I am nearly 14 years into my uncomfortable calling – the one I didn’t think I was prepared for – and most days I wonder how I handle all the tragedy that happens. But I also thank God every day for the gifts He has given me to do what I do. What I wasn’t actually prepared for was the feelings that would overcome me just a few days after this past Thanksgiving. They were feelings of depression, feelings of being overwhelmed and not really sure if this was my calling anymore. It turns out that I wasn’t prepared to experience burnout.

I didn’t know how to explain to those around me what was happening. I didn’t know how to ask for help, and it turns out that they didn’t know how to help me. So here, I offer a few suggestions for how you might love the person you support in ministry through a season of burnout.

It’s hard to ask for help when you aren’t even sure what you need or you’re already so overwhelmed, the thought of making decisions that aren’t required is exhausting. The greatest things my group of friends and people who love me did during my time of burnout, was show up.

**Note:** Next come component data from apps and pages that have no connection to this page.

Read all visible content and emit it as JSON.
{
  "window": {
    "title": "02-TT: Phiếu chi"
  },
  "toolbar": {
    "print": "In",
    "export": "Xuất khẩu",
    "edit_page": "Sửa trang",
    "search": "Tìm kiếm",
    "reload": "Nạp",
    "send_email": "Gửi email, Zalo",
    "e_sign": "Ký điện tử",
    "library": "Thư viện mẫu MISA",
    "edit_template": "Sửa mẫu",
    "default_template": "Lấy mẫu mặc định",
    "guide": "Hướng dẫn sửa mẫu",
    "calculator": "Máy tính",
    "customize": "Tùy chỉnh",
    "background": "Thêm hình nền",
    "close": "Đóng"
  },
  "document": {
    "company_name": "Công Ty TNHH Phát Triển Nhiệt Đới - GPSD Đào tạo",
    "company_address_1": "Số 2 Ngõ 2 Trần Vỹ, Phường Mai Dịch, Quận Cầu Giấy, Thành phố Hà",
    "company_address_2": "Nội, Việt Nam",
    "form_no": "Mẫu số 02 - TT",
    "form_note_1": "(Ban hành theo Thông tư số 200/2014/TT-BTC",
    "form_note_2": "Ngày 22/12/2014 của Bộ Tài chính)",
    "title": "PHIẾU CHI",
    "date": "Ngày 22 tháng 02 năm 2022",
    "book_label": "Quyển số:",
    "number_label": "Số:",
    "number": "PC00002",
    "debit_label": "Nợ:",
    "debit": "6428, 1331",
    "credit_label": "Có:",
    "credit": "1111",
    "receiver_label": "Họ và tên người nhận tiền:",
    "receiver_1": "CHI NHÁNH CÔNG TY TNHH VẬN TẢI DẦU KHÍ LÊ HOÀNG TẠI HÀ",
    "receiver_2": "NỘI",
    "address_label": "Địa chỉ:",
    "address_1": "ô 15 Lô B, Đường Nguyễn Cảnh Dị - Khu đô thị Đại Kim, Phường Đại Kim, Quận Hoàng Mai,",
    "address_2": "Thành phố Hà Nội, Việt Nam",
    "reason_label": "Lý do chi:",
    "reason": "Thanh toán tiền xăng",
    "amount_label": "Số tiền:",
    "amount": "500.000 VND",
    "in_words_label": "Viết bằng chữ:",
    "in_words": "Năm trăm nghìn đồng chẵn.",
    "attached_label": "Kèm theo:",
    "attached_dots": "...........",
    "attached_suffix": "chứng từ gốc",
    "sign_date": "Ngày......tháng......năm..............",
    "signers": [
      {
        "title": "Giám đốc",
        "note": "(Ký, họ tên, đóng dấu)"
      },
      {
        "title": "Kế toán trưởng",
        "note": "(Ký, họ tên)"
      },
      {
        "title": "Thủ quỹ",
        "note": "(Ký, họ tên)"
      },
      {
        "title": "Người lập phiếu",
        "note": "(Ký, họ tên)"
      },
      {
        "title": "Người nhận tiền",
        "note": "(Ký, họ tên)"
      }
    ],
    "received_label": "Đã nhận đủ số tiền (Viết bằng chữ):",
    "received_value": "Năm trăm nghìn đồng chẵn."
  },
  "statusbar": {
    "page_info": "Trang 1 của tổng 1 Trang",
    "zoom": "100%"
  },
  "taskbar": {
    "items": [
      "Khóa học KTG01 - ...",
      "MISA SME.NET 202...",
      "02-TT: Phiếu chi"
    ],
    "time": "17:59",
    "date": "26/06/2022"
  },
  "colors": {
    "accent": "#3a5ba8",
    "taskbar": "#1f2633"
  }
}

Honestly, some of them didn’t even call. They just dropped off dinner for us, and they came and sat next to me while I read a book, watched television or cried. They pulled my favorite board games off the shelf or pulled out a puzzle and sat at my table with me for hours doing things I loved. They cleaned and did laundry; they drove my son to activities and took him out so I could have time alone. They reminded me that self-care isn’t an option. It’s a requirement to continue the life of ministry God has called me too.

One of the most important things they did for me was pray, rally others to pray and remind me that even in this moment I am still loved, I am still called and still equipped. They reminded me of scripture that affirmed the calling God has placed on me. They reminded me of scripture that affirmed I was still valuable and worthy even in those moments of being in the valley. They became the hands and feet of Jesus that I needed in my life.

As I did my research and talked with others who have experienced ministry burnout, I began to realize that it doesn’t matter if you’re a pastor, a missionary in a foreign country, an urban environment or corporate America, burnout is real. We’re all susceptible to it, and it can happen to anyone of us at any moment.

I learned that sometimes it takes days, weeks, months or even years to pick yourself up and keep going. What I truly believe about the few months of burnout I was experiencing is that it didn’t last longer than it did because of the support I had around me, because at the end of every day I was reminded that I was serving a God who loved me, who already knew what I would experience and already knew that I would be back ready to serve Him.

I had people around me willing to do the hard work of loving me back to a healthy place that I allowed me to resume ministry.

I encourage you to not only be prepared to love your people in their season of burnout, but to love them well all the time so that burnout can be avoided. Remind them through phone calls, emails and text messages that they are loved. Drop a meal off at their house occasionally so they can take a time out with their family and not have to make dinner. Send a gift card to their favorite coffee shop, nail salon or restaurant and remind them that in their act of loving others they need to take time out to love themselves.

Pray over and for them, read them scripture and affirm them in their calling. I know that I have learned not only the value of self-care but also the value of surrounding yourself with a good support system. I’m praying for you as friends, partners and churches as you figure out the best way to love and serve your missionaries.

Missionaries, I’m praying for you, because I can imagine you’re a lot like me, and as an empath, you don’t always know how to stop loving others and love yourselves or allow yourselves to be loved and cared for.